Bultman and Ganey (1995) showed that fall armyworm performed worse when reared on previously damaged perennial ryegrass that was infected with a fungal endophyte; this did not occur in larvae fed ryegrass lacking fungal infection.
A model soil spiked with 50 g diesel oil kg-1 was incubated over a 90-day period at ambient condition in combination with perennial ryegrass (Lolium perenne L.
A no-choice greenhouse test assessed the impact of overseeding 2 bermudagrass cultivars with an endophytic perennial ryegrass on S.
Scientists from Ibers alongside those at the Rothamsted Research site in north Devon, the James Hutton Institute in Aberdeen, Lancaster University and the University of Nottingham, managed to cross a hybridised species of grass called perennial ryegrass, which has a high growth rate, with a species called meadow fescue, known for its well-developed root systems and efficient water capture.
It aims to increase the availability of high sugar grasses (HSG) - perennial ryegrass varieties with high levels of water-soluble carbohydrate.
Organic barley, Sudan grass, canola, rapeseed, alfalfa, perennial ryegrass were grown on petri dishes or 14-21 days.
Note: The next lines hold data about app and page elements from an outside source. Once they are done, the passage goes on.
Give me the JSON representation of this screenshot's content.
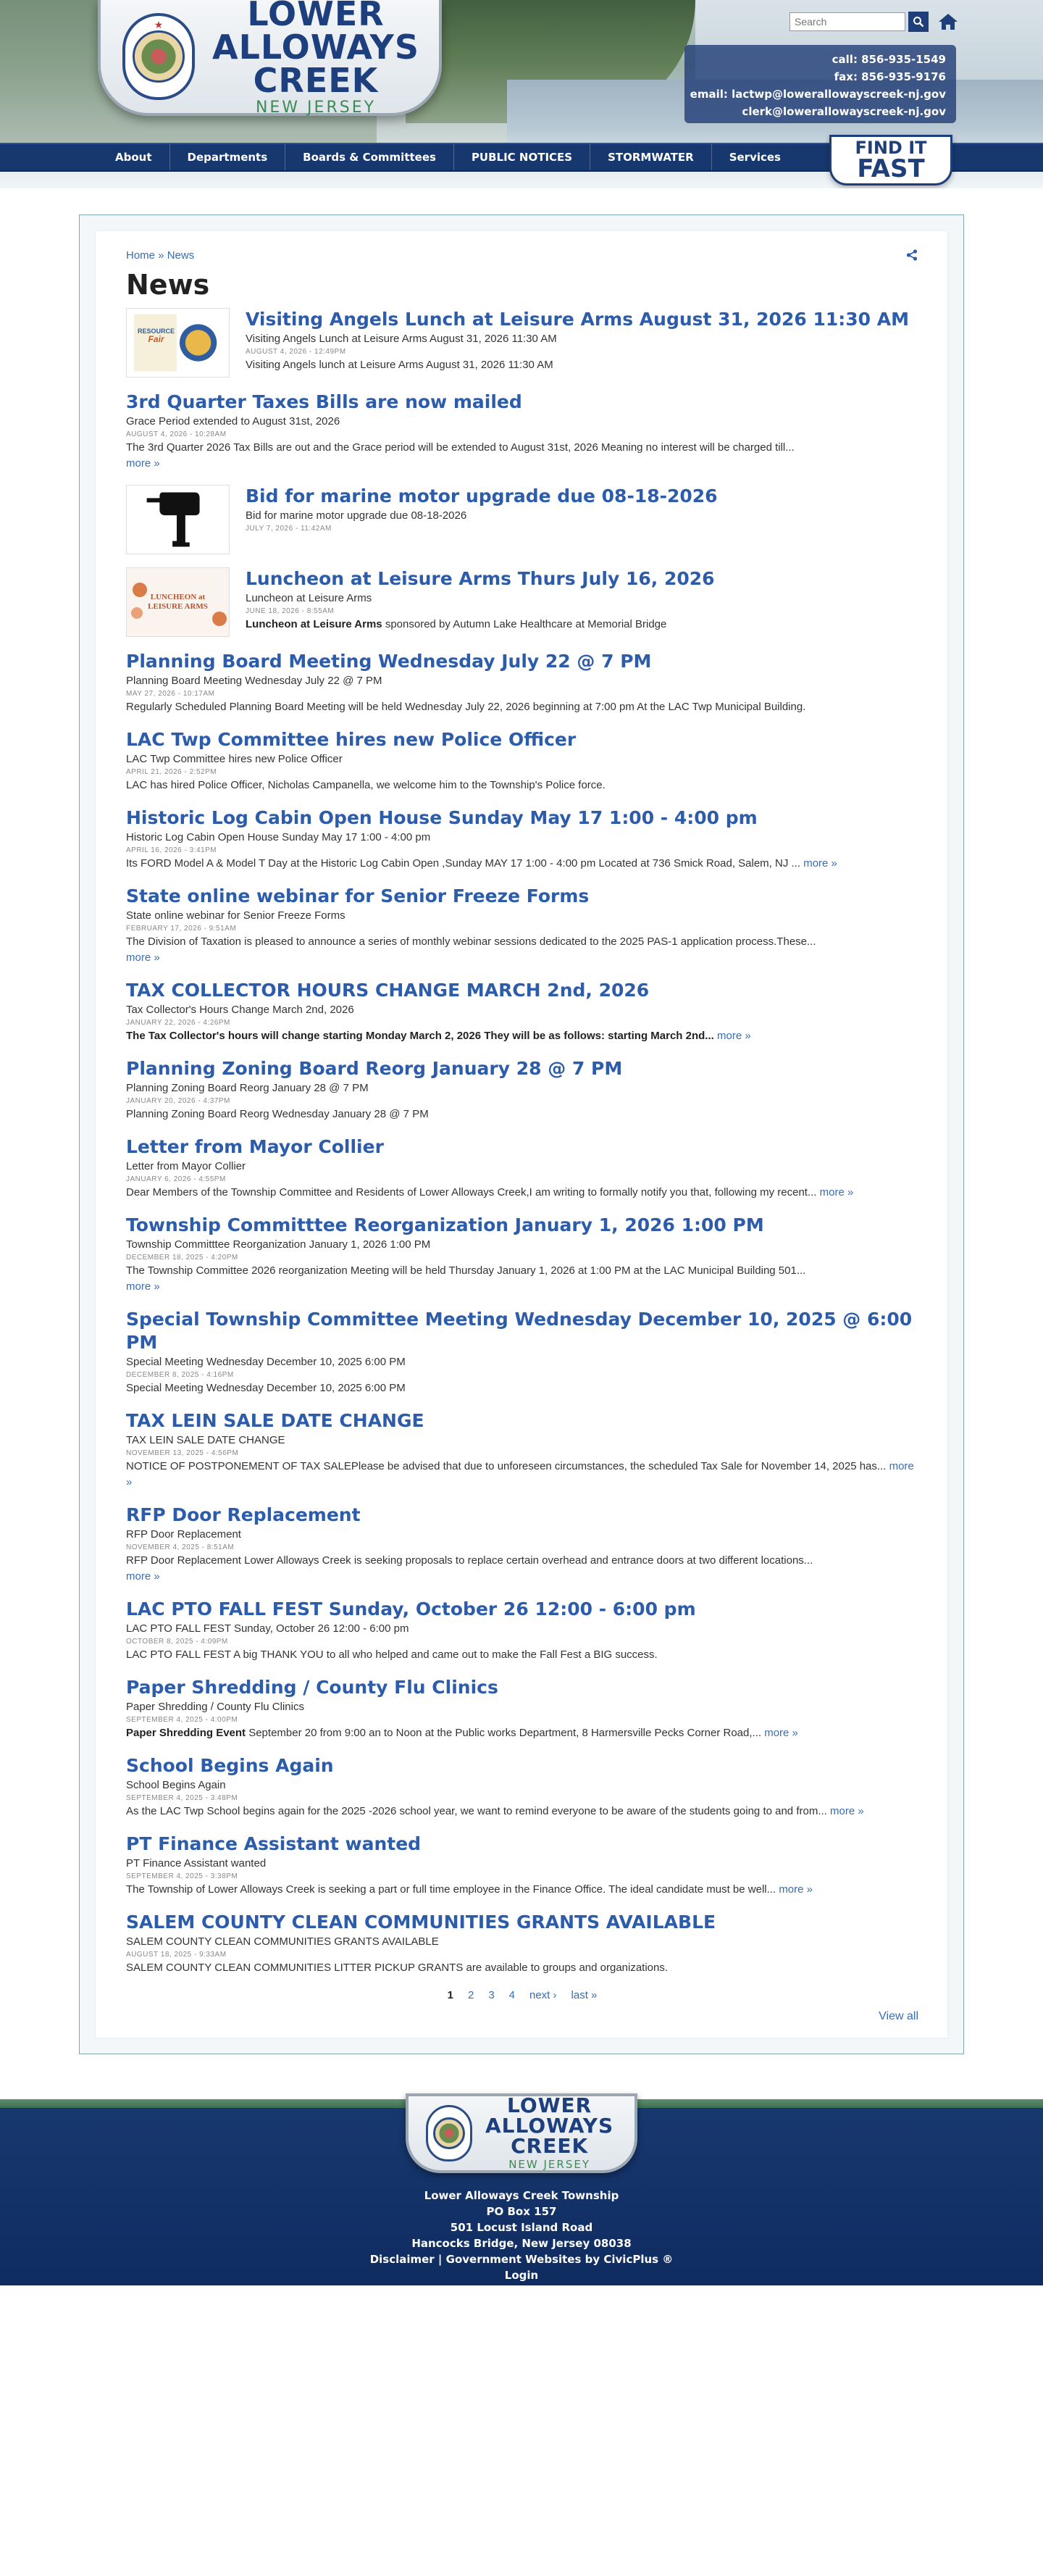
{
  "header": {
    "logo": {
      "line1": "LOWER",
      "line2": "ALLOWAYS",
      "line3": "CREEK",
      "sub": "NEW JERSEY"
    },
    "search": {
      "placeholder": "Search"
    },
    "contact": {
      "call": "call: 856-935-1549",
      "fax": "fax: 856-935-9176",
      "email1": "email: lactwp@lowerallowayscreek-nj.gov",
      "email2": "clerk@lowerallowayscreek-nj.gov"
    },
    "nav": [
      "About",
      "Departments",
      "Boards & Committees",
      "PUBLIC NOTICES",
      "STORMWATER",
      "Services"
    ],
    "find_it": {
      "line1": "FIND IT",
      "line2": "FAST"
    }
  },
  "breadcrumb": {
    "home": "Home",
    "sep": " » ",
    "current": "News"
  },
  "page_title": "News",
  "items": [
    {
      "title": "Visiting Angels Lunch at Leisure Arms August 31, 2026 11:30 AM",
      "sub": "Visiting Angels Lunch at Leisure Arms August 31, 2026 11:30 AM",
      "date": "AUGUST 4, 2026 - 12:49PM",
      "text_bold": "",
      "text": "Visiting Angels lunch at Leisure Arms August 31, 2026 11:30 AM",
      "more": ""
    },
    {
      "title": "3rd Quarter Taxes Bills are now mailed",
      "sub": "Grace Period extended to August 31st, 2026",
      "date": "AUGUST 4, 2026 - 10:28AM",
      "text_bold": "",
      "text": "The 3rd Quarter 2026 Tax Bills are out and the Grace period will be extended to August 31st, 2026 Meaning no interest will be charged till...",
      "more": "more »"
    },
    {
      "title": "Bid for marine motor upgrade due 08-18-2026",
      "sub": "Bid for marine motor upgrade due 08-18-2026",
      "date": "JULY 7, 2026 - 11:42AM",
      "text_bold": "",
      "text": "",
      "more": ""
    },
    {
      "title": "Luncheon at Leisure Arms Thurs July 16, 2026",
      "sub": "Luncheon at Leisure Arms",
      "date": "JUNE 18, 2026 - 8:55AM",
      "text_bold": "Luncheon at Leisure Arms",
      "text": " sponsored by Autumn Lake Healthcare at Memorial Bridge",
      "more": ""
    },
    {
      "title": "Planning Board Meeting Wednesday July 22 @ 7 PM",
      "sub": "Planning Board Meeting Wednesday July 22 @ 7 PM",
      "date": "MAY 27, 2026 - 10:17AM",
      "text_bold": "",
      "text": "Regularly Scheduled Planning Board Meeting will be held Wednesday July 22, 2026 beginning at 7:00 pm  At the LAC Twp Municipal Building.",
      "more": ""
    },
    {
      "title": "LAC Twp Committee hires new Police Officer",
      "sub": "LAC Twp Committee hires new Police Officer",
      "date": "APRIL 21, 2026 - 2:52PM",
      "text_bold": "",
      "text": "LAC has hired Police Officer, Nicholas Campanella, we welcome him to the Township's Police force.",
      "more": ""
    },
    {
      "title": "Historic Log Cabin Open House Sunday May 17 1:00 - 4:00 pm",
      "sub": "Historic Log Cabin Open House Sunday May 17 1:00 - 4:00 pm",
      "date": "APRIL 16, 2026 - 3:41PM",
      "text_bold": "",
      "text": " Its FORD Model A & Model T Day at the Historic Log Cabin Open ,Sunday MAY 17 1:00 - 4:00 pm  Located at 736 Smick Road, Salem, NJ ...",
      "more": "more »"
    },
    {
      "title": "State online webinar for Senior Freeze Forms",
      "sub": "State online webinar for Senior Freeze Forms",
      "date": "FEBRUARY 17, 2026 - 9:51AM",
      "text_bold": "",
      "text": "The Division of Taxation is pleased to announce a series of monthly webinar sessions dedicated to the 2025 PAS-1 application process.These...",
      "more": "more »"
    },
    {
      "title": "TAX COLLECTOR HOURS CHANGE MARCH 2nd, 2026",
      "sub": "Tax Collector's Hours Change March 2nd, 2026",
      "date": "JANUARY 22, 2026 - 4:26PM",
      "text_bold": "The Tax Collector's hours will change starting Monday March 2, 2026  They will be as follows: starting March 2nd...",
      "text": "",
      "more": "more »"
    },
    {
      "title": "Planning Zoning Board Reorg January 28 @ 7 PM",
      "sub": "Planning Zoning Board Reorg January 28 @ 7 PM",
      "date": "JANUARY 20, 2026 - 4:37PM",
      "text_bold": "",
      "text": " Planning Zoning Board Reorg Wednesday January 28 @ 7 PM",
      "more": ""
    },
    {
      "title": "Letter from Mayor Collier",
      "sub": "Letter from Mayor Collier",
      "date": "JANUARY 6, 2026 - 4:55PM",
      "text_bold": "",
      "text": "Dear Members of the Township Committee and Residents of Lower Alloways Creek,I am writing to formally notify you that, following my recent...",
      "more": "more »"
    },
    {
      "title": "Township Committtee Reorganization January 1, 2026 1:00 PM",
      "sub": "Township Committtee Reorganization January 1, 2026 1:00 PM",
      "date": "DECEMBER 18, 2025 - 4:20PM",
      "text_bold": "",
      "text": "The Township Committee 2026 reorganization Meeting will be held Thursday January 1, 2026 at 1:00 PM at the LAC Municipal Building 501...",
      "more": "more »"
    },
    {
      "title": "Special Township Committee Meeting Wednesday December 10, 2025 @ 6:00 PM",
      "sub": "Special Meeting Wednesday December 10, 2025 6:00 PM",
      "date": "DECEMBER 8, 2025 - 4:16PM",
      "text_bold": "",
      "text": "Special Meeting Wednesday December 10, 2025  6:00 PM",
      "more": ""
    },
    {
      "title": "TAX LEIN SALE DATE CHANGE",
      "sub": "TAX LEIN SALE DATE CHANGE",
      "date": "NOVEMBER 13, 2025 - 4:56PM",
      "text_bold": "",
      "text": "NOTICE OF POSTPONEMENT OF TAX SALEPlease be advised that due to unforeseen circumstances, the scheduled Tax Sale for November 14, 2025 has...",
      "more": "more »"
    },
    {
      "title": "RFP Door Replacement",
      "sub": "RFP Door Replacement",
      "date": "NOVEMBER 4, 2025 - 8:51AM",
      "text_bold": "",
      "text": "RFP Door Replacement  Lower Alloways Creek is seeking proposals to replace certain overhead and entrance doors at two different locations...",
      "more": "more »"
    },
    {
      "title": "LAC PTO FALL FEST Sunday, October 26 12:00 - 6:00 pm",
      "sub": "LAC PTO FALL FEST Sunday, October 26 12:00 - 6:00 pm",
      "date": "OCTOBER 8, 2025 - 4:09PM",
      "text_bold": "",
      "text": "LAC PTO FALL FEST   A big THANK YOU to all who helped and came out to make the Fall Fest a BIG success.",
      "more": ""
    },
    {
      "title": "Paper Shredding / County Flu Clinics",
      "sub": "Paper Shredding / County Flu Clinics",
      "date": "SEPTEMBER 4, 2025 - 4:00PM",
      "text_bold": "Paper Shredding Event",
      "text": " September 20 from 9:00 an to Noon at the Public works Department, 8 Harmersville Pecks Corner Road,...",
      "more": "more »"
    },
    {
      "title": "School Begins Again",
      "sub": "School Begins Again",
      "date": "SEPTEMBER 4, 2025 - 3:48PM",
      "text_bold": "",
      "text": "As the LAC Twp School begins again for the 2025 -2026 school year, we want to remind everyone to be aware of the students going to and from...",
      "more": "more »"
    },
    {
      "title": "PT Finance Assistant wanted",
      "sub": "PT Finance Assistant wanted",
      "date": "SEPTEMBER 4, 2025 - 3:38PM",
      "text_bold": "",
      "text": "The Township of Lower Alloways Creek is seeking a part or full time employee in the Finance Office. The ideal candidate must be well...",
      "more": "more »"
    },
    {
      "title": "SALEM COUNTY CLEAN COMMUNITIES GRANTS AVAILABLE",
      "sub": "SALEM COUNTY CLEAN COMMUNITIES GRANTS AVAILABLE",
      "date": "AUGUST 18, 2025 - 9:33AM",
      "text_bold": "",
      "text": "SALEM COUNTY CLEAN COMMUNITIES LITTER PICKUP GRANTS are available to groups and organizations.",
      "more": ""
    }
  ],
  "thumbs": {
    "resource_fair": {
      "line1": "RESOURCE",
      "line2": "Fair"
    },
    "luncheon": {
      "line1": "LUNCHEON at",
      "line2": "LEISURE ARMS"
    }
  },
  "pager": {
    "pages": [
      "1",
      "2",
      "3",
      "4"
    ],
    "next": "next ›",
    "last": "last »"
  },
  "view_all": "View all",
  "footer": {
    "name": "Lower Alloways Creek Township",
    "po": "PO Box 157",
    "street": "501 Locust Island Road",
    "city": "Hancocks Bridge, New Jersey 08038",
    "links": "Disclaimer | Government Websites by CivicPlus ®",
    "login": "Login"
  },
  "colors": {
    "navy": "#17386f",
    "link": "#2c5caa",
    "green": "#3f8a57"
  }
}
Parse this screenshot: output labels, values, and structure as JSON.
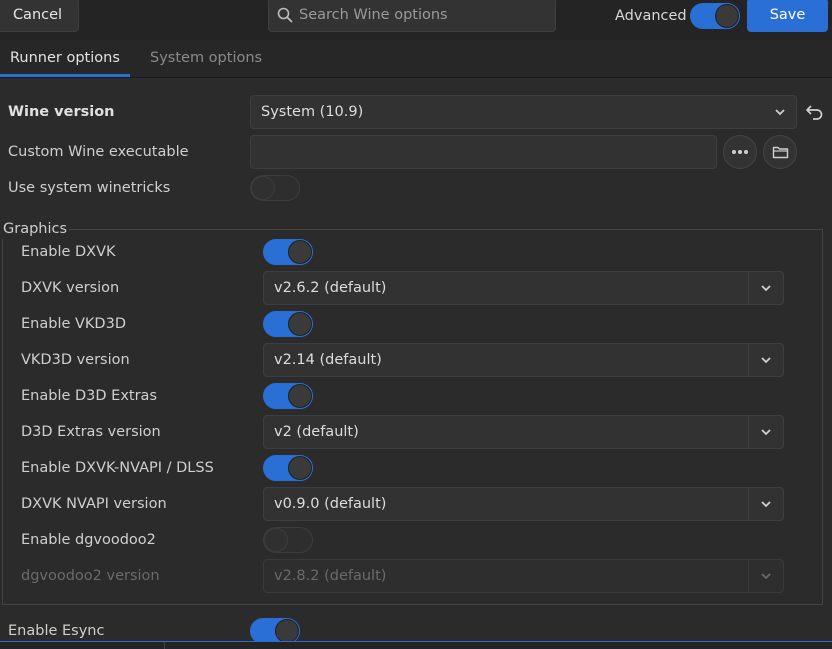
{
  "header": {
    "cancel_label": "Cancel",
    "search_placeholder": "Search Wine options",
    "advanced_label": "Advanced",
    "advanced_on": true,
    "save_label": "Save"
  },
  "tabs": [
    {
      "label": "Runner options",
      "active": true
    },
    {
      "label": "System options",
      "active": false
    }
  ],
  "runner": {
    "wine_version": {
      "label": "Wine version",
      "value": "System (10.9)"
    },
    "custom_exe": {
      "label": "Custom Wine executable",
      "value": ""
    },
    "system_winetricks": {
      "label": "Use system winetricks",
      "on": false
    }
  },
  "graphics": {
    "title": "Graphics",
    "enable_dxvk": {
      "label": "Enable DXVK",
      "on": true
    },
    "dxvk_version": {
      "label": "DXVK version",
      "value": "v2.6.2 (default)"
    },
    "enable_vkd3d": {
      "label": "Enable VKD3D",
      "on": true
    },
    "vkd3d_version": {
      "label": "VKD3D version",
      "value": "v2.14 (default)"
    },
    "enable_d3d_extras": {
      "label": "Enable D3D Extras",
      "on": true
    },
    "d3d_extras_version": {
      "label": "D3D Extras version",
      "value": "v2 (default)"
    },
    "enable_nvapi": {
      "label": "Enable DXVK-NVAPI / DLSS",
      "on": true
    },
    "nvapi_version": {
      "label": "DXVK NVAPI version",
      "value": "v0.9.0 (default)"
    },
    "enable_dgvoodoo2": {
      "label": "Enable dgvoodoo2",
      "on": false
    },
    "dgvoodoo2_version": {
      "label": "dgvoodoo2 version",
      "value": "v2.8.2 (default)"
    }
  },
  "esync": {
    "label": "Enable Esync",
    "on": true
  },
  "colors": {
    "accent": "#2a6fd6",
    "background": "#2b2b2b"
  },
  "icons": {
    "search": "search-icon",
    "chevron": "chevron-down-icon",
    "reset": "undo-icon",
    "more": "ellipsis-icon",
    "folder": "folder-icon"
  }
}
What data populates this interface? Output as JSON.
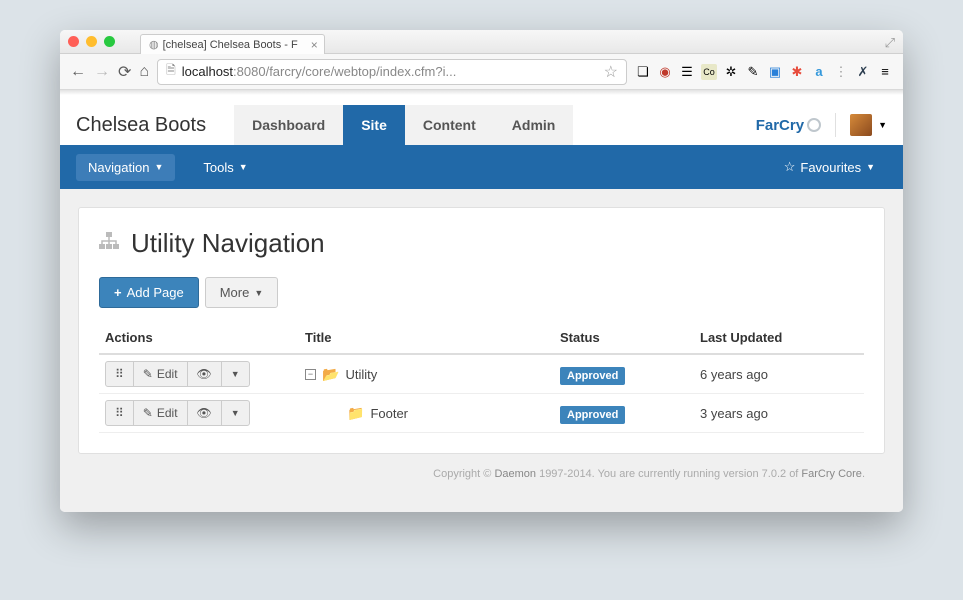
{
  "browser": {
    "tabTitle": "[chelsea] Chelsea Boots - F",
    "urlHost": "localhost",
    "urlPath": ":8080/farcry/core/webtop/index.cfm?i..."
  },
  "header": {
    "brand": "Chelsea Boots",
    "tabs": [
      "Dashboard",
      "Site",
      "Content",
      "Admin"
    ],
    "activeTab": 1,
    "logoText": "FarCry"
  },
  "subnav": {
    "items": [
      "Navigation",
      "Tools"
    ],
    "activeItem": 0,
    "favourites": "Favourites"
  },
  "page": {
    "title": "Utility Navigation",
    "addPage": "Add Page",
    "more": "More"
  },
  "table": {
    "headers": {
      "actions": "Actions",
      "title": "Title",
      "status": "Status",
      "updated": "Last Updated"
    },
    "editLabel": "Edit",
    "rows": [
      {
        "title": "Utility",
        "status": "Approved",
        "updated": "6 years ago",
        "indent": 0,
        "expanded": true
      },
      {
        "title": "Footer",
        "status": "Approved",
        "updated": "3 years ago",
        "indent": 1,
        "expanded": false
      }
    ]
  },
  "footer": {
    "pre": "Copyright © ",
    "daemon": "Daemon",
    "mid": " 1997-2014. You are currently running version 7.0.2 of ",
    "core": "FarCry Core",
    "suf": "."
  }
}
fungi especially in tall fescue and perennial ryegrass particularly during wet seasons of spring and early summer.